▸ ACTIVITY:
Pull every line holding the word "nComponents" from the data below and copy it.

Element data from apps and pages:
****************
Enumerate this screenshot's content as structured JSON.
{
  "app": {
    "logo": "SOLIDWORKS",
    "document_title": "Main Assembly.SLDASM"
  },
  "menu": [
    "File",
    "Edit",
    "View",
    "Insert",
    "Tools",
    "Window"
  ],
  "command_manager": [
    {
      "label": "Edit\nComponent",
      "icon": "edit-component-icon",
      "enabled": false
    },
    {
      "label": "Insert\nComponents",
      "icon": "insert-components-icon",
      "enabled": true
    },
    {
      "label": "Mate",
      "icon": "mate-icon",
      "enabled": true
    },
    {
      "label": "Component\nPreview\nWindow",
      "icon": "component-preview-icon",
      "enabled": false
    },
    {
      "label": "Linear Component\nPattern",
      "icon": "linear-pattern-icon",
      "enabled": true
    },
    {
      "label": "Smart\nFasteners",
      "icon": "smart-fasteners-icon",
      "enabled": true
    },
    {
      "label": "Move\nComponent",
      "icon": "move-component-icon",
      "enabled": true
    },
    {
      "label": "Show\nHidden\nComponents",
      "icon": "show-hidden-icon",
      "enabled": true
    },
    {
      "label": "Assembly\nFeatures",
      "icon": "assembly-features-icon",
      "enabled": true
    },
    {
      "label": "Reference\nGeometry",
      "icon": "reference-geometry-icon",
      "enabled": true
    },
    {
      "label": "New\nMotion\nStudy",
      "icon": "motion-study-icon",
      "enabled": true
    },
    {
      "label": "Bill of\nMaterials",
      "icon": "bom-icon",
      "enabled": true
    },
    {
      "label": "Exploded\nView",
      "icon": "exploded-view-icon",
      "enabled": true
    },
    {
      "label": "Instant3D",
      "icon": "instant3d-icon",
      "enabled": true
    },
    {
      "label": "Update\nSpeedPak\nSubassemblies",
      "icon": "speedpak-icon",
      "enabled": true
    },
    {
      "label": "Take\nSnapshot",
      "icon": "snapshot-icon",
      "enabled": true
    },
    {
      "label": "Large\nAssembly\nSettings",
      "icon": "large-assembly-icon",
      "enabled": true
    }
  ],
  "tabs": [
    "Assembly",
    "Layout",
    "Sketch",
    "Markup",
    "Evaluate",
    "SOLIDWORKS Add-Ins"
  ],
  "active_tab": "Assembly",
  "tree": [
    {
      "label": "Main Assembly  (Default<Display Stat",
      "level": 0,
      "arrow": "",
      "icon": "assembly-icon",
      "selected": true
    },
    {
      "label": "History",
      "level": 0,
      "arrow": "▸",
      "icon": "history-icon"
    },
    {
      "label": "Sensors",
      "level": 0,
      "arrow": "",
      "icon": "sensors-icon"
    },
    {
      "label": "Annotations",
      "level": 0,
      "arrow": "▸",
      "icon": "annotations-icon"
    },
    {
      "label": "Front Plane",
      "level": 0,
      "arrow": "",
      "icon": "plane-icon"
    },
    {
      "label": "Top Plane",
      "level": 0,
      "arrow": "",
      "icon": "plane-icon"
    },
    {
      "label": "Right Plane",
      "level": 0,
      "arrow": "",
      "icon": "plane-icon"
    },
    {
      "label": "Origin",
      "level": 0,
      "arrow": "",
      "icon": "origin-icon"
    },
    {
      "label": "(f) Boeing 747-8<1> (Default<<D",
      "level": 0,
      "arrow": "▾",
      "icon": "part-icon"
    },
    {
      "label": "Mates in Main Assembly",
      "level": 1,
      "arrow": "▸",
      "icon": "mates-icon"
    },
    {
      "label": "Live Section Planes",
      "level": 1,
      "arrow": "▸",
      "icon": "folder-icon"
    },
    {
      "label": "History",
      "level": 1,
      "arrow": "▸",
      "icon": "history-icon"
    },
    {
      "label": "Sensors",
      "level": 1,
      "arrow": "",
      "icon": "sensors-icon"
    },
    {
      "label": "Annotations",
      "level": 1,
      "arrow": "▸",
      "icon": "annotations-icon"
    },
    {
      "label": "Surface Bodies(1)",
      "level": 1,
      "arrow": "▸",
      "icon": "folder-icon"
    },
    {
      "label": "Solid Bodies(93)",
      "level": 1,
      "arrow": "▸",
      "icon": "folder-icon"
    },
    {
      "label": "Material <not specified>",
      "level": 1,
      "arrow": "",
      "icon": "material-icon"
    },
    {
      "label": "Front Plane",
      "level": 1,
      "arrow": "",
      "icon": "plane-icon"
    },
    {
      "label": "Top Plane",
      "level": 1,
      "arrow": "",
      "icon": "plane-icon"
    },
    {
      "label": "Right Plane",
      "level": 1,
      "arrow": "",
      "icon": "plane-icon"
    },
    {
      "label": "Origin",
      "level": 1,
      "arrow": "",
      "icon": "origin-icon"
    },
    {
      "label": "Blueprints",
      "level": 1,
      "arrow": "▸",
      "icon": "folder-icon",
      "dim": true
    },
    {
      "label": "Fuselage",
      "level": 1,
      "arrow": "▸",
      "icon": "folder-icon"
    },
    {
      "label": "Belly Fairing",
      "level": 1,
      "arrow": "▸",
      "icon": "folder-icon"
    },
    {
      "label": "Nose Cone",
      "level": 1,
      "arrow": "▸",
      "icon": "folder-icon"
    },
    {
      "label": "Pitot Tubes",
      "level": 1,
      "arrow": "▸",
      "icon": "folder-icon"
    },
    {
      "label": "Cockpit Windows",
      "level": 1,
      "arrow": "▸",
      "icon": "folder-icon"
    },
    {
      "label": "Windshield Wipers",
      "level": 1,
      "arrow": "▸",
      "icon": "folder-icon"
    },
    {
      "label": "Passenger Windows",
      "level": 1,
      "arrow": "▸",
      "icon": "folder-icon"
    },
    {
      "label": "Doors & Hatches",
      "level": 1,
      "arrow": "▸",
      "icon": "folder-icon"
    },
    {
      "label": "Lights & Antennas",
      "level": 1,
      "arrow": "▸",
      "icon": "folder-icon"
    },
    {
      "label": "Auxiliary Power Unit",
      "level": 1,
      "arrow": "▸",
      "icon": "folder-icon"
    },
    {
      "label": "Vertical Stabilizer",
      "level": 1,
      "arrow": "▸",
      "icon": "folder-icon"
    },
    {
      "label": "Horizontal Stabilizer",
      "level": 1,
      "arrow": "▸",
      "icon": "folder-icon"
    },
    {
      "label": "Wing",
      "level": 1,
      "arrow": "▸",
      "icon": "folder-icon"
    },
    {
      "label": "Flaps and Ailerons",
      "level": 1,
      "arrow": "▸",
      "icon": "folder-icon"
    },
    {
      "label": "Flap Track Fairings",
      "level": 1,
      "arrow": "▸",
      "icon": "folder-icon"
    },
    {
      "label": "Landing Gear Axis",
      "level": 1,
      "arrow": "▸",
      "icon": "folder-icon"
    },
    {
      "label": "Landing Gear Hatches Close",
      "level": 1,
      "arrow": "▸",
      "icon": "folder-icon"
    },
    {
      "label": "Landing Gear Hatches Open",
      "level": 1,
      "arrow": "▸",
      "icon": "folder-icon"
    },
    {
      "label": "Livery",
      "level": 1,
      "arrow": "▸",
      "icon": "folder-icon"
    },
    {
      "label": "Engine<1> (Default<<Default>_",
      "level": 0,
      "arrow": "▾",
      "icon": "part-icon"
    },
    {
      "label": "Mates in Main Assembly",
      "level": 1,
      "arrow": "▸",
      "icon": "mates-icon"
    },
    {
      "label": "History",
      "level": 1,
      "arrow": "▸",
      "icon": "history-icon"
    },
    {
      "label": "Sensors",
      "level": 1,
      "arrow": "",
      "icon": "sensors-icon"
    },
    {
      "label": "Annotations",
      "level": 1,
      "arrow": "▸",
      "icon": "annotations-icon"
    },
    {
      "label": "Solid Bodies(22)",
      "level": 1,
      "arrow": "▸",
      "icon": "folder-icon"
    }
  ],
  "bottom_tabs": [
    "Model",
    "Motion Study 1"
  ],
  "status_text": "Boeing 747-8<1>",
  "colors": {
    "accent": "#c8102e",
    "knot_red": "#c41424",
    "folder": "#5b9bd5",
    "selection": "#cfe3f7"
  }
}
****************
▸ ANSWER TO THIS PROBLEM:
      "label": "Insert\nComponents",
      "label": "Show\nHidden\nComponents",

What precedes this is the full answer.